Records to use
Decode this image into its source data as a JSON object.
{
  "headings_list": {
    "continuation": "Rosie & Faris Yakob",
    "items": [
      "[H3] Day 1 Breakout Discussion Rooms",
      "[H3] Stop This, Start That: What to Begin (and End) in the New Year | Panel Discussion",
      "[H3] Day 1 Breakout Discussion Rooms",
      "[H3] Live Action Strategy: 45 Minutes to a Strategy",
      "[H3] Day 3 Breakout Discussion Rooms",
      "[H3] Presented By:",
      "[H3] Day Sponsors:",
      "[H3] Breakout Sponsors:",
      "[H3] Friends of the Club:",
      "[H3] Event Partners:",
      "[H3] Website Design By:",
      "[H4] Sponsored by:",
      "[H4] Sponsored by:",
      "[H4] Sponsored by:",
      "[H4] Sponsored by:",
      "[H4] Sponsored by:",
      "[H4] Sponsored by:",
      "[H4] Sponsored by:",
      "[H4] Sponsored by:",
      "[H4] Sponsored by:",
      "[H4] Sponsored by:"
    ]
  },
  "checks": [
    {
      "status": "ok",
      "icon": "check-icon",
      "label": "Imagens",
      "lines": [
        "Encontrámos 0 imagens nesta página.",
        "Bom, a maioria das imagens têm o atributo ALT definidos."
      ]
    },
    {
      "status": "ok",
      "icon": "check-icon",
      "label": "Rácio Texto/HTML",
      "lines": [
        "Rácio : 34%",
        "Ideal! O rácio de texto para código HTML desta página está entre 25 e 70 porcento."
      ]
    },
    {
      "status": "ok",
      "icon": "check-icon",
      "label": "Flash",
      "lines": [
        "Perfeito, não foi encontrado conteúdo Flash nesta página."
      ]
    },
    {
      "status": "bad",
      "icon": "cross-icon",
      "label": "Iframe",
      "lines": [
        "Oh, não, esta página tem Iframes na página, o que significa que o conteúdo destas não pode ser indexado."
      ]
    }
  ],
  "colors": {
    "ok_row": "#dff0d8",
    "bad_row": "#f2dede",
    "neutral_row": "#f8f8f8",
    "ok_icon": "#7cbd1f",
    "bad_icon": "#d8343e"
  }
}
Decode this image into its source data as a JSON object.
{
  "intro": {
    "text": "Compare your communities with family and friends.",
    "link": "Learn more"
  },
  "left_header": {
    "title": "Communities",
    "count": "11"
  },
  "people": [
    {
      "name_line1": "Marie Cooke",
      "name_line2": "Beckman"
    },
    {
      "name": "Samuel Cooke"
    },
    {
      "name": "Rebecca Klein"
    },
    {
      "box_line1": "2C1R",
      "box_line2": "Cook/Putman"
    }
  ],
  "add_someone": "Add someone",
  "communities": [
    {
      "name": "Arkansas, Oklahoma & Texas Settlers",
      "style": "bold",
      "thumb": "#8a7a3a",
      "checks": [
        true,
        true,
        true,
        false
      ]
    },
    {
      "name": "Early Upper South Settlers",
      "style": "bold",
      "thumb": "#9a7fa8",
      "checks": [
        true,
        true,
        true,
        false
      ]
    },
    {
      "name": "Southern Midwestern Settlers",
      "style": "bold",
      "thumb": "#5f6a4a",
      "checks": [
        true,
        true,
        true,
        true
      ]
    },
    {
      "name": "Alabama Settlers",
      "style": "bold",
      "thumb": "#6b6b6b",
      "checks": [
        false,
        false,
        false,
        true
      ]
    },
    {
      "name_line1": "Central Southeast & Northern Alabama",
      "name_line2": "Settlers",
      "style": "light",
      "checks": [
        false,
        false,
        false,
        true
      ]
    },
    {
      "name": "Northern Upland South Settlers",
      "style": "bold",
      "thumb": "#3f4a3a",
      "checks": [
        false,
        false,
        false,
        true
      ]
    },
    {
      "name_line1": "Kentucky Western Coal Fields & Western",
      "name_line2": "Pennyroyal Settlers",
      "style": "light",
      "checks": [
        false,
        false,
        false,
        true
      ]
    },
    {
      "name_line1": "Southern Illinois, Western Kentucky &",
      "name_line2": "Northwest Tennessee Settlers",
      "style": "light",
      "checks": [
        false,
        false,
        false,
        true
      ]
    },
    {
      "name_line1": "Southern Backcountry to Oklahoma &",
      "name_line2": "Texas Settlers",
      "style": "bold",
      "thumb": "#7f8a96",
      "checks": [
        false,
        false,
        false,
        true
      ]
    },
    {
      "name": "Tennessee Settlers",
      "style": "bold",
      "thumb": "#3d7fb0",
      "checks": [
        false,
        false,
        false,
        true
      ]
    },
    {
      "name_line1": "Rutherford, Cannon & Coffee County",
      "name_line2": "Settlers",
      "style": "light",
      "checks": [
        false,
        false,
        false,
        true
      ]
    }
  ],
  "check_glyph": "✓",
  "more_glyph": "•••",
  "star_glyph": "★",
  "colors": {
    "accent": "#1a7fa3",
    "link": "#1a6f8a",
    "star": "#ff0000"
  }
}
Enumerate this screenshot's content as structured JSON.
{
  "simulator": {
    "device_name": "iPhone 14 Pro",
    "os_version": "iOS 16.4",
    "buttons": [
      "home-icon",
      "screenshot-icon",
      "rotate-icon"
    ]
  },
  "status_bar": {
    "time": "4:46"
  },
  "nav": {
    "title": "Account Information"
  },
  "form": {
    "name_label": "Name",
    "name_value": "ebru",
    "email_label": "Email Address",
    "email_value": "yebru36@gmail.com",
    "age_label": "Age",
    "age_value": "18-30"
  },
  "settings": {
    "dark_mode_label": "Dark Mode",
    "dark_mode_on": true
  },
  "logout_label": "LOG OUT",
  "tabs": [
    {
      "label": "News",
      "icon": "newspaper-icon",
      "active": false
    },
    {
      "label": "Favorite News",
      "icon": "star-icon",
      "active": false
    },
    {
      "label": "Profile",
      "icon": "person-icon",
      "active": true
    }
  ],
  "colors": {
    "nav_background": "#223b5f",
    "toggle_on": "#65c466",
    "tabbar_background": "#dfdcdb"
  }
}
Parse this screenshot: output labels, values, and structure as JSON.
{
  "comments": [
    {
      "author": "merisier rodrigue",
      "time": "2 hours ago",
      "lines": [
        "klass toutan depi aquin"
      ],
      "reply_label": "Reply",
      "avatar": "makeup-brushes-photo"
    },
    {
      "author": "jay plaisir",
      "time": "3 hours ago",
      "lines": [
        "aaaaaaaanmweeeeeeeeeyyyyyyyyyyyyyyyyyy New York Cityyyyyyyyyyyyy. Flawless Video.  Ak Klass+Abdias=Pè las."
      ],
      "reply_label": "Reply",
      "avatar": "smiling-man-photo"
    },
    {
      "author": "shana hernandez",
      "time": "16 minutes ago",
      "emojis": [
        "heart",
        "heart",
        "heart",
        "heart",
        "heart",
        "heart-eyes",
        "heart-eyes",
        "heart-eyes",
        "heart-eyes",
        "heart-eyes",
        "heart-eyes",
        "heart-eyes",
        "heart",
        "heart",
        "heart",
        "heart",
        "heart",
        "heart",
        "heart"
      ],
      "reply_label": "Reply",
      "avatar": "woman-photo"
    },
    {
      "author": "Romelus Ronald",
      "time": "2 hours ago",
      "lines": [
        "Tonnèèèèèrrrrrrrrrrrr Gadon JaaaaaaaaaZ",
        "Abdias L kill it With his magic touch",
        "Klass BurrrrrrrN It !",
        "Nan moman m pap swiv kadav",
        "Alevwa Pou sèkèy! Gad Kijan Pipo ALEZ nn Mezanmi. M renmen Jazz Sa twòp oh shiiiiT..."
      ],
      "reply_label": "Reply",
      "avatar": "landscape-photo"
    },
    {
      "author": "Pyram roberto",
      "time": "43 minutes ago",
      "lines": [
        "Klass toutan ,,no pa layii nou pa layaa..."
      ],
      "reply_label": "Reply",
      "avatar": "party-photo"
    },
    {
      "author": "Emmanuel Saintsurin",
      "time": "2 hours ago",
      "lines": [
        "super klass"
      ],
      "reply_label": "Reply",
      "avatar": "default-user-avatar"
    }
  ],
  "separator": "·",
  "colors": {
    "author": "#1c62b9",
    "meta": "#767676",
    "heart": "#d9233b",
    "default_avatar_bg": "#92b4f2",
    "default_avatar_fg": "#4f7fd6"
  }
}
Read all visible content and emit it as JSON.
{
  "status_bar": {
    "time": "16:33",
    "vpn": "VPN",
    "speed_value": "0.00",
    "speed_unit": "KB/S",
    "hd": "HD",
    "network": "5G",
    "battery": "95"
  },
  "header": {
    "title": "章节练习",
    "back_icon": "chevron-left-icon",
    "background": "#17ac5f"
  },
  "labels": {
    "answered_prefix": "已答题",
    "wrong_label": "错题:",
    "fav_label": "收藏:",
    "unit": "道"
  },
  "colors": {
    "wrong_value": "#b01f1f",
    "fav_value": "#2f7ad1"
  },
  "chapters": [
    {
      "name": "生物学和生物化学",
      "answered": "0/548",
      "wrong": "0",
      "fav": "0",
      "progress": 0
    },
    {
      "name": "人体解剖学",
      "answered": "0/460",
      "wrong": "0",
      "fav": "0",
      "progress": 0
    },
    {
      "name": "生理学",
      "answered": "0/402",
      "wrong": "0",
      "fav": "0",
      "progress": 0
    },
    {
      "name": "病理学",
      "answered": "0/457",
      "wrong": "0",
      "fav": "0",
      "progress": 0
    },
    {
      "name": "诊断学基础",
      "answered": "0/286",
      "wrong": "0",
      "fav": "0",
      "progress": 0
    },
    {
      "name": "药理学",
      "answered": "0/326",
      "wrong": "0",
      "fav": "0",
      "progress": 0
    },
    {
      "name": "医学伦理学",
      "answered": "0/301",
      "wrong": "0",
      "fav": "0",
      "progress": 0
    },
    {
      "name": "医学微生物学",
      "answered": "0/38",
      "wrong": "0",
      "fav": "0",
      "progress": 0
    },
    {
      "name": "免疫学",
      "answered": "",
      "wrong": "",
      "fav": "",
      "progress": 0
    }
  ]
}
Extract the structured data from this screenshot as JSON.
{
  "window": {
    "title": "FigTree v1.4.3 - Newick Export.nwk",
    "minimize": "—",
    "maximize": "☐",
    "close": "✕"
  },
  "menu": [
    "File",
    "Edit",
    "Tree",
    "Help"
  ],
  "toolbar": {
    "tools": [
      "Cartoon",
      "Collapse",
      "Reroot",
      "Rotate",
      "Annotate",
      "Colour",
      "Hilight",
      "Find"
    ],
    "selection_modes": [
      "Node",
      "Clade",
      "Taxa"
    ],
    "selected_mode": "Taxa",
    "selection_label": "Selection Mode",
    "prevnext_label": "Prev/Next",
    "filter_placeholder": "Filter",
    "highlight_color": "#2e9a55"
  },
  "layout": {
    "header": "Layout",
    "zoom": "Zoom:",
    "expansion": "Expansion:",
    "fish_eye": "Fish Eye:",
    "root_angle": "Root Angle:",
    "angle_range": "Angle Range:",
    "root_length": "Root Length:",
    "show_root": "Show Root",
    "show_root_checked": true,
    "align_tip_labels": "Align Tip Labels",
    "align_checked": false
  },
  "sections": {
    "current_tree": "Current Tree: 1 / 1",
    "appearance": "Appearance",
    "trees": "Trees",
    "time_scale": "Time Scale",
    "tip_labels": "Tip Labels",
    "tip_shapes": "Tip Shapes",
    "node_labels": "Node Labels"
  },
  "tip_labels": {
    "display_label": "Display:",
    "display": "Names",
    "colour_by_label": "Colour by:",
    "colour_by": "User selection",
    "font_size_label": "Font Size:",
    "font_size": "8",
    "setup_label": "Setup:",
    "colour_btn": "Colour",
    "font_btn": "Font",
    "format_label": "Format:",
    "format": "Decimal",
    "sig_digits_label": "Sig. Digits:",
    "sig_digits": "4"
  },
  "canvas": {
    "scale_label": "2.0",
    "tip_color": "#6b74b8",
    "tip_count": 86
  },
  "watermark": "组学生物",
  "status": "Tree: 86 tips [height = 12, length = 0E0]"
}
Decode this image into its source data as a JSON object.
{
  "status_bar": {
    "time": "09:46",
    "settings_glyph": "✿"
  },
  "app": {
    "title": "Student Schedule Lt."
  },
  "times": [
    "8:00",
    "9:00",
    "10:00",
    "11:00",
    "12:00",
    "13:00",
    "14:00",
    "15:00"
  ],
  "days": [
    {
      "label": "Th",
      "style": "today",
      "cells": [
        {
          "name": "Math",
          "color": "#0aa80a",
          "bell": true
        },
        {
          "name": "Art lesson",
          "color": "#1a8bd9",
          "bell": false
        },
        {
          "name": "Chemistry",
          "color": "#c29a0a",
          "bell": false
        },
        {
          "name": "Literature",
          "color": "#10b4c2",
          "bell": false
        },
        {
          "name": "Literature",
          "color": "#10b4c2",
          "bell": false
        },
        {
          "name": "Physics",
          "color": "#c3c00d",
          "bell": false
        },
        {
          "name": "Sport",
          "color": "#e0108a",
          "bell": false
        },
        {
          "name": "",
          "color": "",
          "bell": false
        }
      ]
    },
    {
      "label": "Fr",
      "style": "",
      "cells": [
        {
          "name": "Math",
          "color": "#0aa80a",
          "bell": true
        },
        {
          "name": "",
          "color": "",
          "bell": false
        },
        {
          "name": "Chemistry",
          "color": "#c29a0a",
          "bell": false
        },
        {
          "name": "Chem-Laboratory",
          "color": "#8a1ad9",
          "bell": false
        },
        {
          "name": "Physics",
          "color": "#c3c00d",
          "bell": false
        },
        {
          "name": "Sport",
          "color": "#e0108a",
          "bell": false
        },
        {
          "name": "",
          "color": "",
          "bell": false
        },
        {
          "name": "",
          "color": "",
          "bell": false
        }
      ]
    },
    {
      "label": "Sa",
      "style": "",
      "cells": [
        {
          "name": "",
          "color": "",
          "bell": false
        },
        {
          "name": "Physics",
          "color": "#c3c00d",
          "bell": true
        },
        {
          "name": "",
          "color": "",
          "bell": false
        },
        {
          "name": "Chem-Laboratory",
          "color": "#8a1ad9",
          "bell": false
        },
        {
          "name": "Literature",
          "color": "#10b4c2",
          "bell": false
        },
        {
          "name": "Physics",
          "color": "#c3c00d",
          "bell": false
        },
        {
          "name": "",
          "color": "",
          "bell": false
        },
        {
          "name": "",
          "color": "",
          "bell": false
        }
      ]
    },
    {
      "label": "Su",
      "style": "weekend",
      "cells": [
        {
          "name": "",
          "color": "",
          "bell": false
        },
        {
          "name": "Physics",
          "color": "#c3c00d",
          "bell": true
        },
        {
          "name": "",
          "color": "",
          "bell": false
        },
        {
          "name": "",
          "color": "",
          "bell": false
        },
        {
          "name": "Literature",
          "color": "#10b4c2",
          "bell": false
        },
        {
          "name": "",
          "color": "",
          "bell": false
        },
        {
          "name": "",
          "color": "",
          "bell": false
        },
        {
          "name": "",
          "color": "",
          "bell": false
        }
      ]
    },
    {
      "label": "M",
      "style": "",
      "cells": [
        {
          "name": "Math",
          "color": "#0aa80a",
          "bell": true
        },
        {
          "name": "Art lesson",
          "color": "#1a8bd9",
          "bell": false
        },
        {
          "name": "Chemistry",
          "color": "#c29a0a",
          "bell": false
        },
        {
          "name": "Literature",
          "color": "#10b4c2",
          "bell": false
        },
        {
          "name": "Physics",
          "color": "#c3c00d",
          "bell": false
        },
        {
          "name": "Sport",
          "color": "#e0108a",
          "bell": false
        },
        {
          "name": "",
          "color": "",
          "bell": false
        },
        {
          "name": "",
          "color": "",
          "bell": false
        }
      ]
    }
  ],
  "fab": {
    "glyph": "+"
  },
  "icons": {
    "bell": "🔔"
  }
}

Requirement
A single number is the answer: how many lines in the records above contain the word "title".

Written solution
5